The goal of this project is to design and implement reconfigurable distributed systems to cope with their inherent dynamism and elasticity requirements at large-scale.
Today's datacenters must provide elasticity (the ability for a distributed machines to expand and shrink its resources according to the user demand) and fault-tolerance (the ability to hide the software or hardware failure of a node by replacing it with another). A common solution to these two problems is called reconfiguration, the action of replacing the configuration currently used by clients of the distributed system by a new configuration of more/less nodes that are all non-faulty. The crux is to make sure that the service provided by the distributed system to the clients is not disrupted during a reconfiguration.

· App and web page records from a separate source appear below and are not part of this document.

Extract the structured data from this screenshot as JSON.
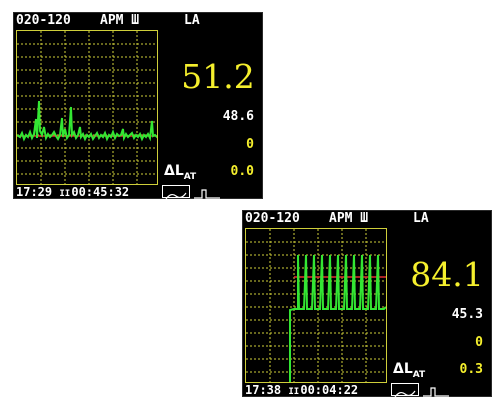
{
  "screens": [
    {
      "range": "020-120",
      "mode": "APM Ш",
      "weighting": "LA",
      "main_value": "51.2",
      "value_1": "48.6",
      "value_2": "0",
      "dlat_label": "ΔL",
      "dlat_sub": "AT",
      "dlat_value": "0.0",
      "time_1": "17:29",
      "pause_glyph": "II",
      "time_2": "00:45:32",
      "icons": [
        "waveform-icon",
        "pulse-icon"
      ]
    },
    {
      "range": "020-120",
      "mode": "APM Ш",
      "weighting": "LA",
      "main_value": "84.1",
      "value_1": "45.3",
      "value_2": "0",
      "dlat_label": "ΔL",
      "dlat_sub": "AT",
      "dlat_value": "0.3",
      "time_1": "17:38",
      "pause_glyph": "II",
      "time_2": "00:04:22",
      "icons": [
        "waveform-icon",
        "pulse-icon"
      ]
    }
  ],
  "colors": {
    "background": "#000000",
    "trace": "#33e633",
    "reference_line": "#e03030",
    "grid": "#cfcf3a",
    "main_value": "#f5ef2d",
    "text": "#ffffff"
  }
}
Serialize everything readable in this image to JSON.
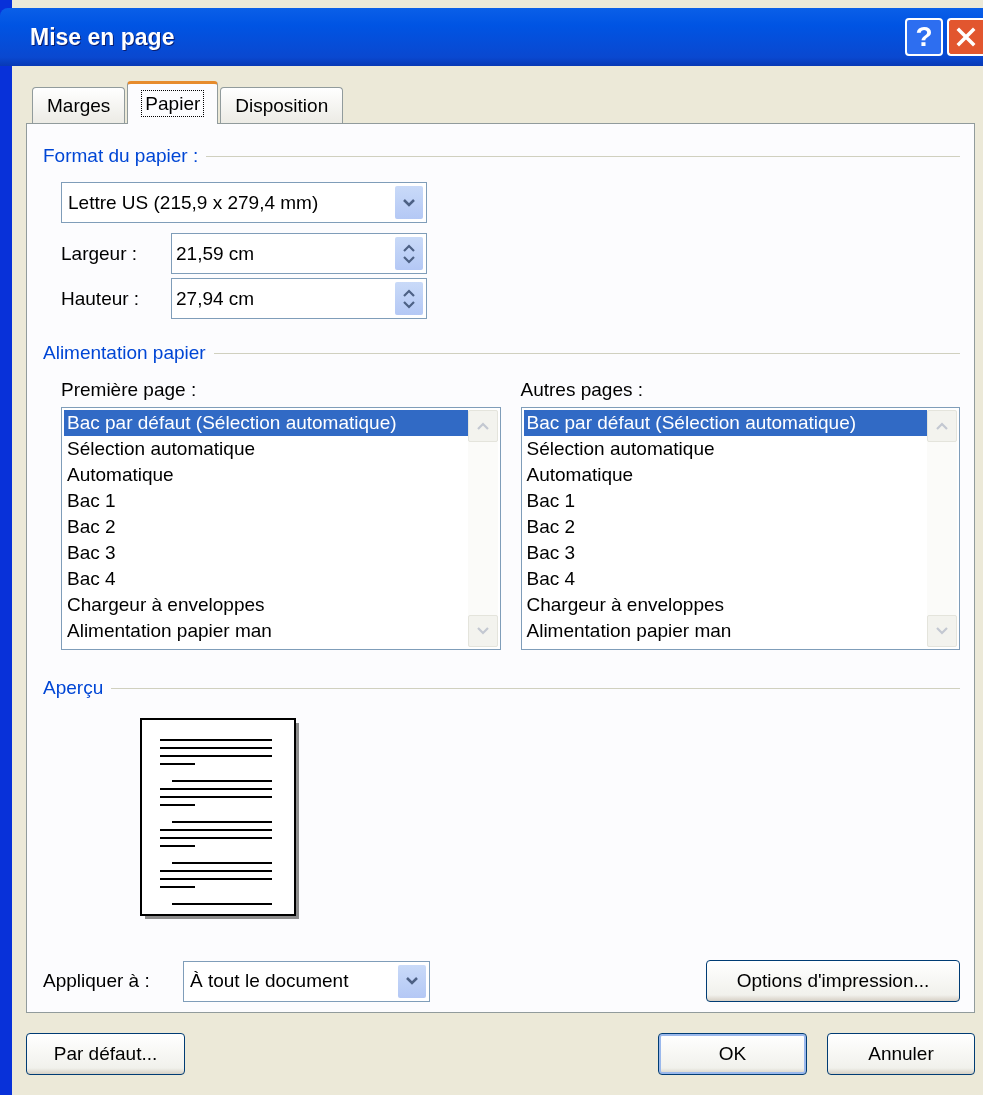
{
  "window": {
    "title": "Mise en page",
    "help_button": "?"
  },
  "tabs": [
    {
      "label": "Marges",
      "selected": false
    },
    {
      "label": "Papier",
      "selected": true
    },
    {
      "label": "Disposition",
      "selected": false
    }
  ],
  "paper_format": {
    "label": "Format du papier :",
    "size": "Lettre US (215,9 x 279,4 mm)",
    "fields": [
      {
        "label": "Largeur :",
        "value": "21,59 cm"
      },
      {
        "label": "Hauteur :",
        "value": "27,94 cm"
      }
    ]
  },
  "paper_source": {
    "label": "Alimentation papier",
    "lists": [
      {
        "label": "Première page :",
        "items": [
          {
            "text": "Bac par défaut (Sélection automatique)",
            "selected": true
          },
          {
            "text": "Sélection automatique",
            "selected": false
          },
          {
            "text": "Automatique",
            "selected": false
          },
          {
            "text": "Bac 1",
            "selected": false
          },
          {
            "text": "Bac 2",
            "selected": false
          },
          {
            "text": "Bac 3",
            "selected": false
          },
          {
            "text": "Bac 4",
            "selected": false
          },
          {
            "text": "Chargeur à enveloppes",
            "selected": false
          },
          {
            "text": "Alimentation papier man",
            "selected": false
          }
        ]
      },
      {
        "label": "Autres pages :",
        "items": [
          {
            "text": "Bac par défaut (Sélection automatique)",
            "selected": true
          },
          {
            "text": "Sélection automatique",
            "selected": false
          },
          {
            "text": "Automatique",
            "selected": false
          },
          {
            "text": "Bac 1",
            "selected": false
          },
          {
            "text": "Bac 2",
            "selected": false
          },
          {
            "text": "Bac 3",
            "selected": false
          },
          {
            "text": "Bac 4",
            "selected": false
          },
          {
            "text": "Chargeur à enveloppes",
            "selected": false
          },
          {
            "text": "Alimentation papier man",
            "selected": false
          }
        ]
      }
    ]
  },
  "preview": {
    "label": "Aperçu"
  },
  "apply_to": {
    "label": "Appliquer à :",
    "value": "À tout le document"
  },
  "print_options_button": "Options d'impression...",
  "buttons": [
    {
      "label": "Par défaut...",
      "default": false
    },
    {
      "label": "OK",
      "default": true
    },
    {
      "label": "Annuler",
      "default": false
    }
  ]
}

The goal of this research project in collaboration with NICTA is to implement a reconfigurable distributed system that will be used at the core of a datacenter. It will exploit reconfigurable quorum systems, where quorums (mutually intersecting sets of servers) are replaced by new ones excluding servers that are unreliable or under-utilized. A consensus protocol should be designed and implemented to totally order the set of consecutive configuration installed in the system. A well-known algorithm used by Microsoft and Google is called Paxos and relies on a leader election that terminates when messages get delivered. While the use of such a leader is appealing to reconfigure in a simple way, it unfortunately limits availability as noted in the open source Yahoo! Zookeeper system. By contrast, reconfiguration requests should be directly routed towards a distributed set of quorum nodes to remedy this issue. Zookeeper could be used as a representative testbed of applications running on Twitter, Facebook, Netflix and Linked In's datacenters to validate the solution.
The opportunity ID for this research opportunity is 1791